• _EXERCISE OBJECTIVE_
Scan the records for "this". Report each line that includes it.

• _SUPPLIED INFORMATION_
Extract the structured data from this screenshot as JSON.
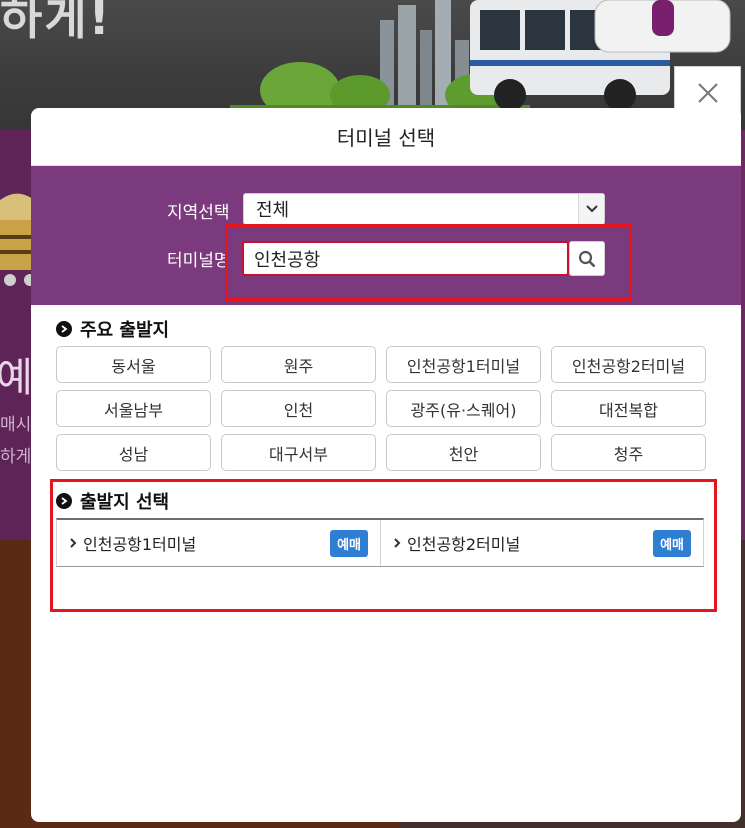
{
  "background": {
    "headline": "하게!",
    "side_big": "예",
    "side_small": [
      "매시",
      "하게"
    ]
  },
  "modal": {
    "title": "터미널 선택",
    "close_icon": "close-icon",
    "filter": {
      "region_label": "지역선택",
      "region_value": "전체",
      "terminal_label": "터미널명",
      "terminal_value": "인천공항"
    },
    "major": {
      "heading": "주요 출발지",
      "items": [
        "동서울",
        "원주",
        "인천공항1터미널",
        "인천공항2터미널",
        "서울남부",
        "인천",
        "광주(유·스퀘어)",
        "대전복합",
        "성남",
        "대구서부",
        "천안",
        "청주"
      ]
    },
    "departure": {
      "heading": "출발지 선택",
      "results": [
        {
          "name": "인천공항1터미널",
          "badge": "예매"
        },
        {
          "name": "인천공항2터미널",
          "badge": "예매"
        }
      ]
    }
  },
  "colors": {
    "purple": "#7a3a7d",
    "highlight_red": "#e4151c",
    "badge_blue": "#2e7ed4"
  }
}
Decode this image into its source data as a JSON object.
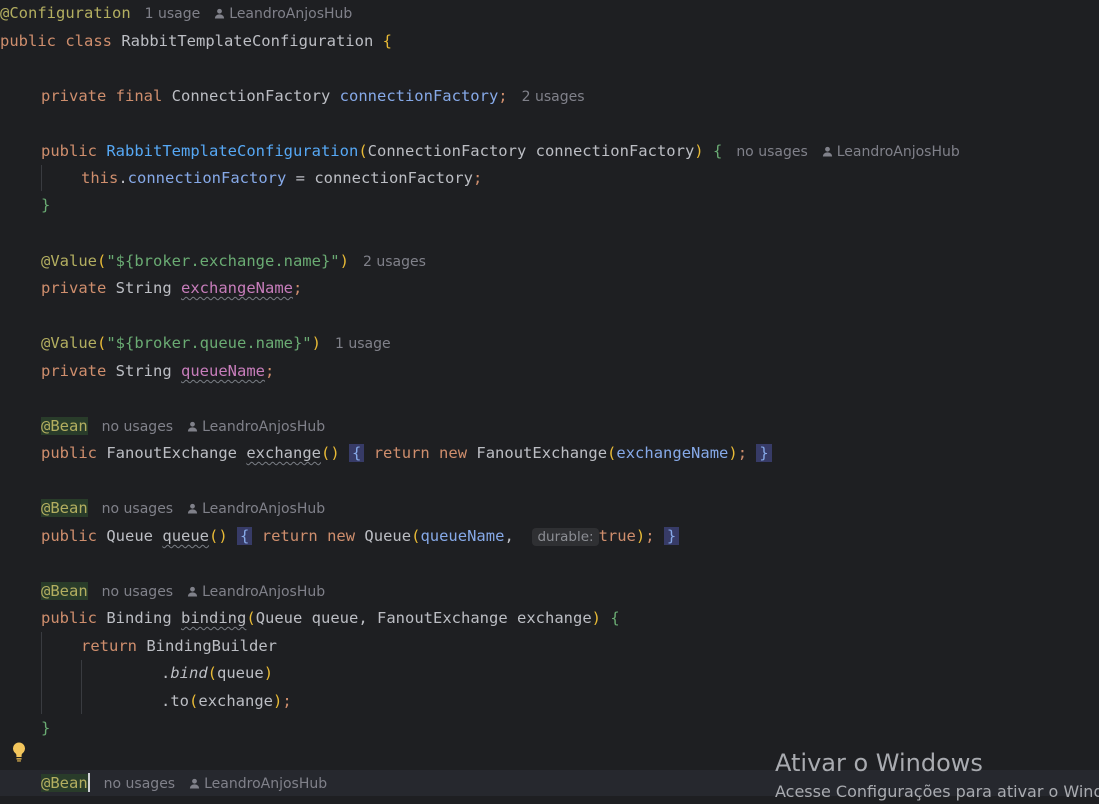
{
  "code": {
    "annotation_configuration": "@Configuration",
    "class_line_kw": "public class",
    "class_name": "RabbitTemplateConfiguration",
    "open_brace": "{",
    "field_kw": "private final",
    "field_type": "ConnectionFactory",
    "field_name": "connectionFactory",
    "ctor_kw": "public",
    "ctor_name": "RabbitTemplateConfiguration",
    "ctor_param_type": "ConnectionFactory",
    "ctor_param_name": "connectionFactory",
    "this_kw": "this",
    "assign_rhs": "connectionFactory",
    "value_ann": "@Value",
    "exchange_prop": "\"${broker.exchange.name}\"",
    "private_string": "private",
    "string_type": "String",
    "exchange_name_field": "exchangeName",
    "queue_prop": "\"${broker.queue.name}\"",
    "queue_name_field": "queueName",
    "bean_ann": "@Bean",
    "public_kw": "public",
    "fanout_type": "FanoutExchange",
    "exchange_method": "exchange",
    "return_kw": "return",
    "new_kw": "new",
    "queue_type": "Queue",
    "queue_method": "queue",
    "durable_hint": "durable:",
    "true_kw": "true",
    "binding_type": "Binding",
    "binding_method": "binding",
    "binding_params_queue": "Queue queue",
    "binding_params_exchange": "FanoutExchange exchange",
    "binding_builder": "BindingBuilder",
    "bind_call": "bind",
    "bind_arg": "queue",
    "to_call": "to",
    "to_arg": "exchange"
  },
  "hints": {
    "one_usage": "1 usage",
    "two_usages": "2 usages",
    "no_usages": "no usages",
    "author": "LeandroAnjosHub"
  },
  "watermark": {
    "title": "Ativar o Windows",
    "subtitle": "Acesse Configurações para ativar o Wind"
  },
  "colors": {
    "background": "#1e1f22",
    "keyword": "#cf8e6d",
    "annotation": "#b3ae60",
    "string": "#6aab73",
    "field": "#c77dbb"
  }
}
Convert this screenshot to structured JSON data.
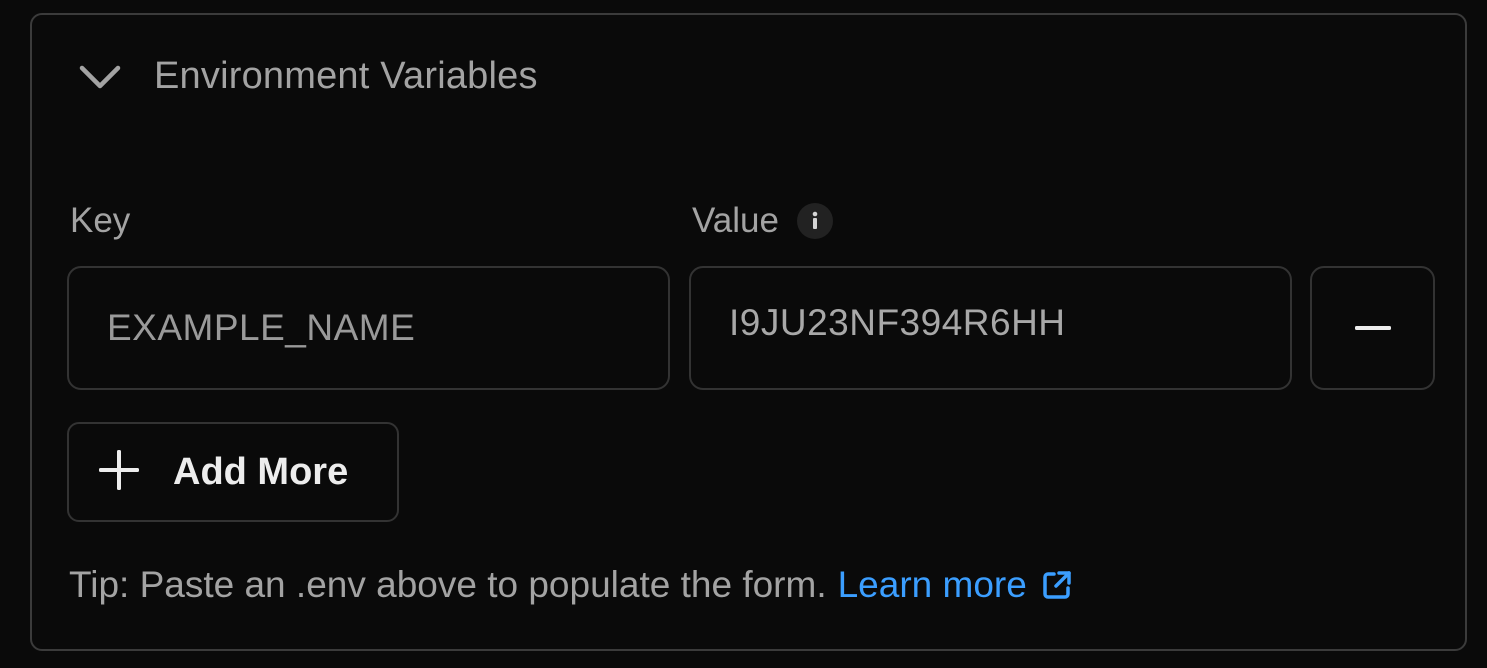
{
  "section": {
    "title": "Environment Variables",
    "expanded": true,
    "chevron_icon": "chevron-down-icon"
  },
  "labels": {
    "key": "Key",
    "value": "Value",
    "value_info_icon": "info-icon"
  },
  "row": {
    "key_placeholder": "EXAMPLE_NAME",
    "value_text": "I9JU23NF394R6HH",
    "remove_icon": "minus-icon"
  },
  "add_more": {
    "label": "Add More",
    "icon": "plus-icon"
  },
  "tip": {
    "text": "Tip: Paste an .env above to populate the form.",
    "link_label": "Learn more",
    "link_icon": "external-link-icon"
  },
  "colors": {
    "background": "#0a0a0a",
    "border": "#333333",
    "muted_text": "#a3a3a3",
    "link": "#3b9eff",
    "button_text": "#ededed"
  }
}
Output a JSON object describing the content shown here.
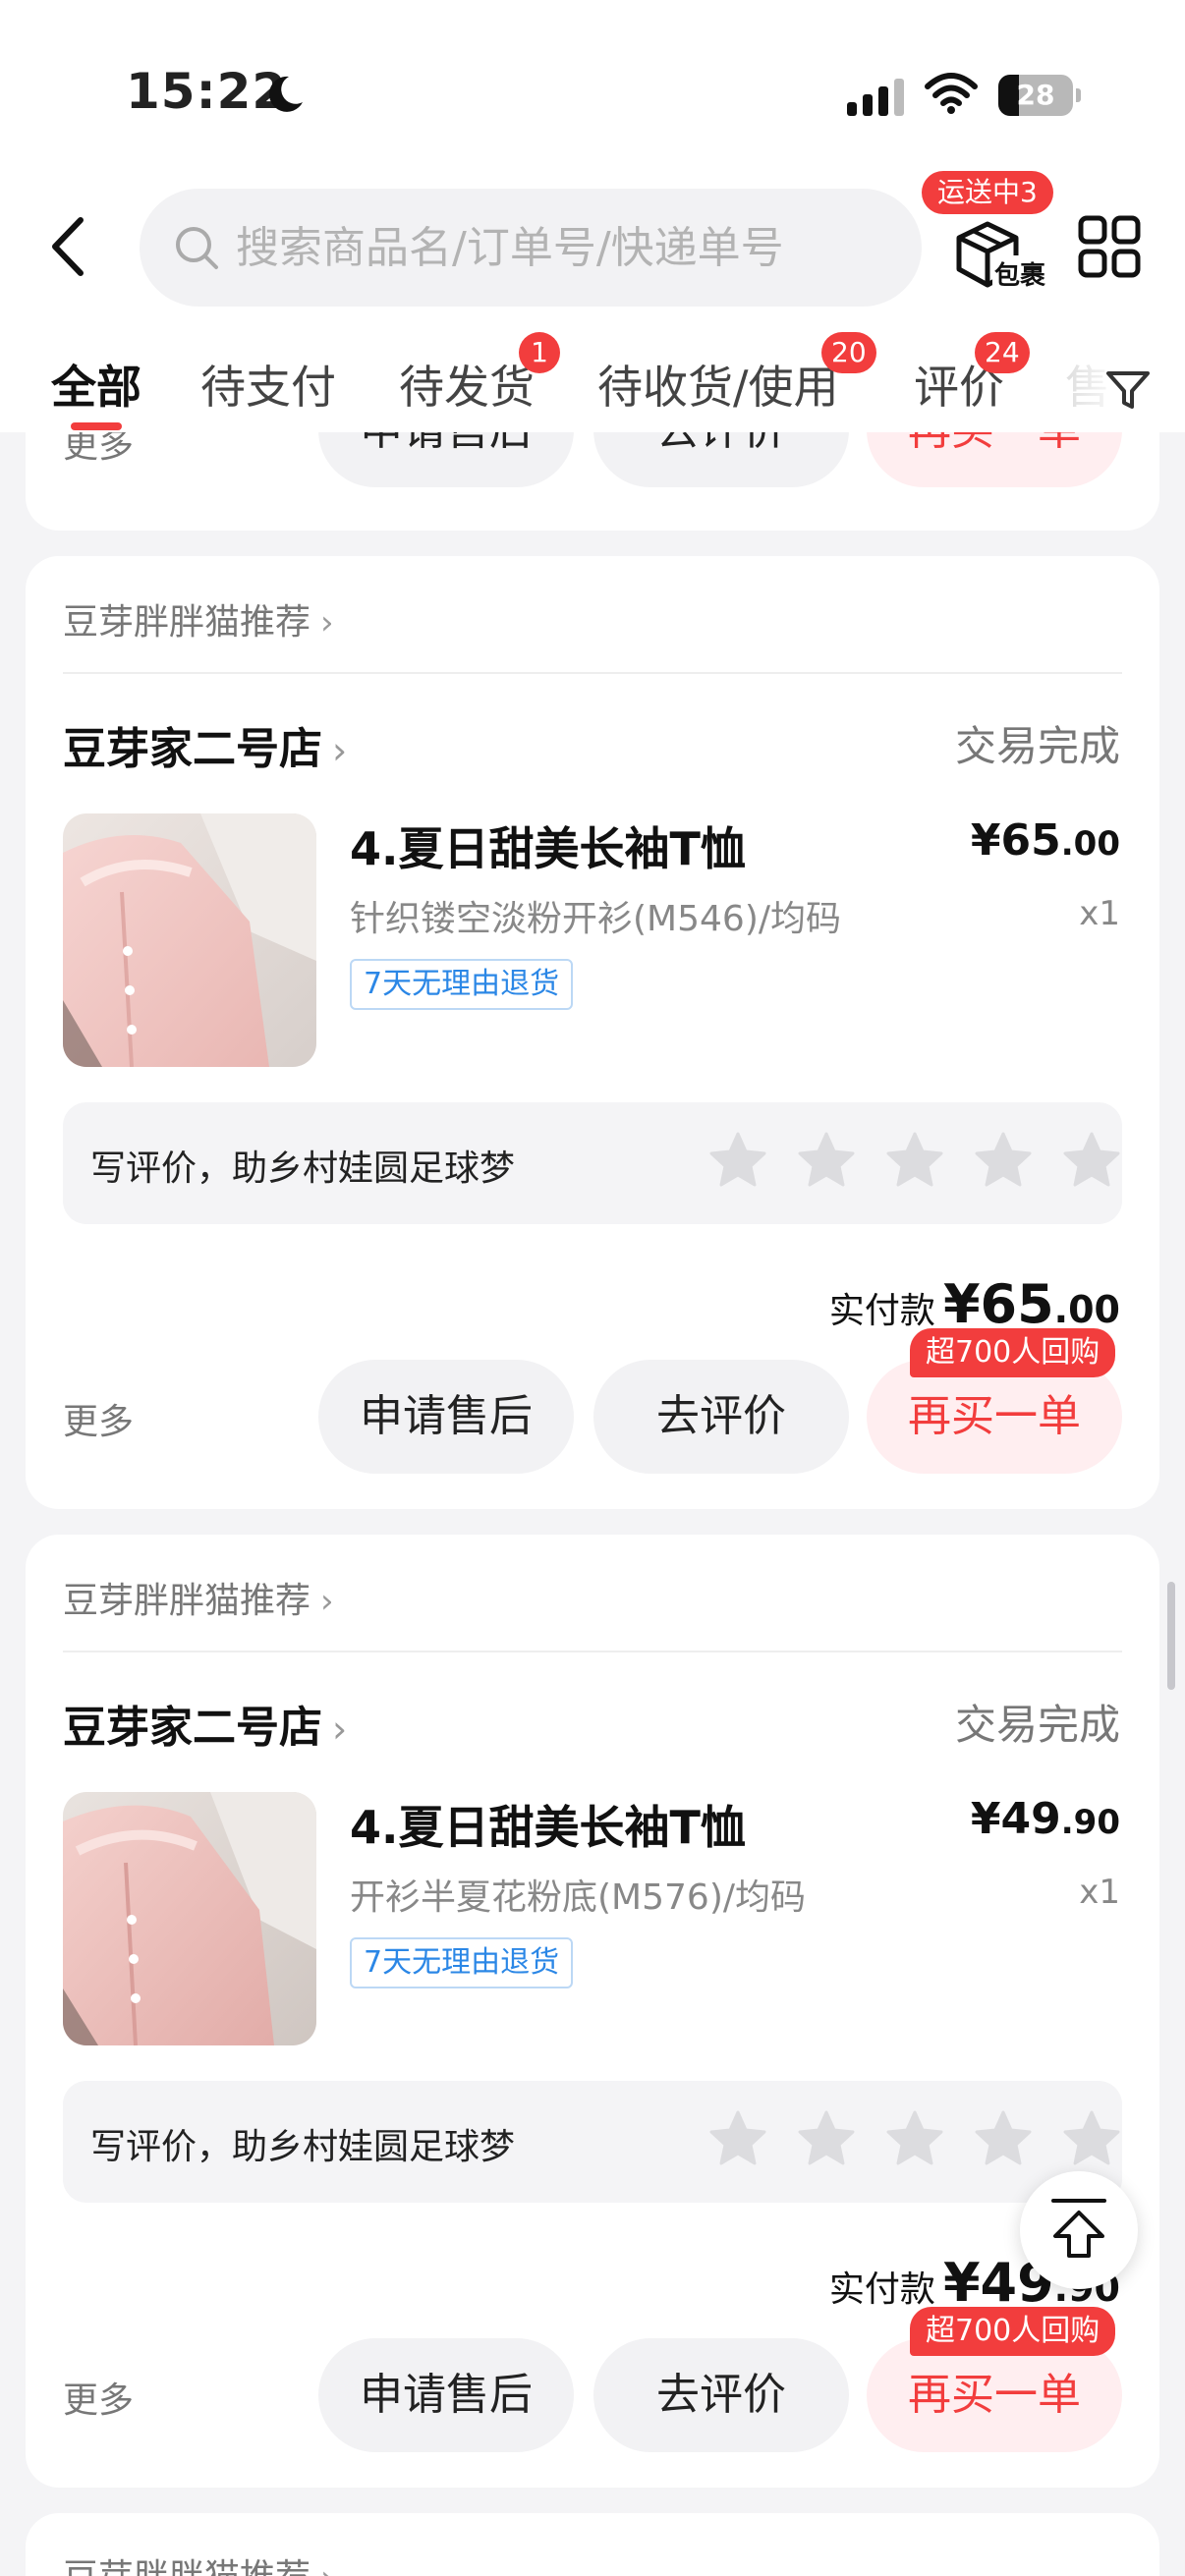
{
  "status_bar": {
    "time": "15:22",
    "battery": "28",
    "battery_level": 0.28
  },
  "header": {
    "search_placeholder": "搜索商品名/订单号/快递单号",
    "shipping_badge": "运送中3",
    "package_label": "包裹"
  },
  "tabs": [
    {
      "label": "全部",
      "active": true
    },
    {
      "label": "待支付"
    },
    {
      "label": "待发货",
      "badge": "1"
    },
    {
      "label": "待收货/使用",
      "badge": "20"
    },
    {
      "label": "评价",
      "badge": "24"
    },
    {
      "label": "售"
    }
  ],
  "top_partial": {
    "more": "更多",
    "after_sale": "申请售后",
    "evaluate": "去评价",
    "rebuy": "再买一单"
  },
  "orders": [
    {
      "recommend": "豆芽胖胖猫推荐",
      "store": "豆芽家二号店",
      "status": "交易完成",
      "product_name": "4.夏日甜美长袖T恤",
      "spec": "针织镂空淡粉开衫(M546)/均码",
      "tag": "7天无理由退货",
      "price_main": "¥65",
      "price_cents": ".00",
      "qty": "x1",
      "review_prompt": "写评价，助乡村娃圆足球梦",
      "rating": 0,
      "paid_label": "实付款",
      "paid_main": "¥65",
      "paid_cents": ".00",
      "rebuy_badge": "超700人回购",
      "more": "更多",
      "after_sale": "申请售后",
      "evaluate": "去评价",
      "rebuy": "再买一单"
    },
    {
      "recommend": "豆芽胖胖猫推荐",
      "store": "豆芽家二号店",
      "status": "交易完成",
      "product_name": "4.夏日甜美长袖T恤",
      "spec": "开衫半夏花粉底(M576)/均码",
      "tag": "7天无理由退货",
      "price_main": "¥49",
      "price_cents": ".90",
      "qty": "x1",
      "review_prompt": "写评价，助乡村娃圆足球梦",
      "rating": 0,
      "paid_label": "实付款",
      "paid_main": "¥49",
      "paid_cents": ".90",
      "rebuy_badge": "超700人回购",
      "more": "更多",
      "after_sale": "申请售后",
      "evaluate": "去评价",
      "rebuy": "再买一单"
    }
  ],
  "bottom_partial": {
    "recommend": "豆芽胖胖猫推荐"
  },
  "colors": {
    "accent": "#f23d3d",
    "tag_blue": "#2b87e6",
    "background": "#f4f4f6"
  }
}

• _ANSWER SPACE_
Extract the structured data from this screenshot as JSON.
Decode this image into its source data as a JSON object.
    "this_kw": "this",
Convert this screenshot to structured JSON data.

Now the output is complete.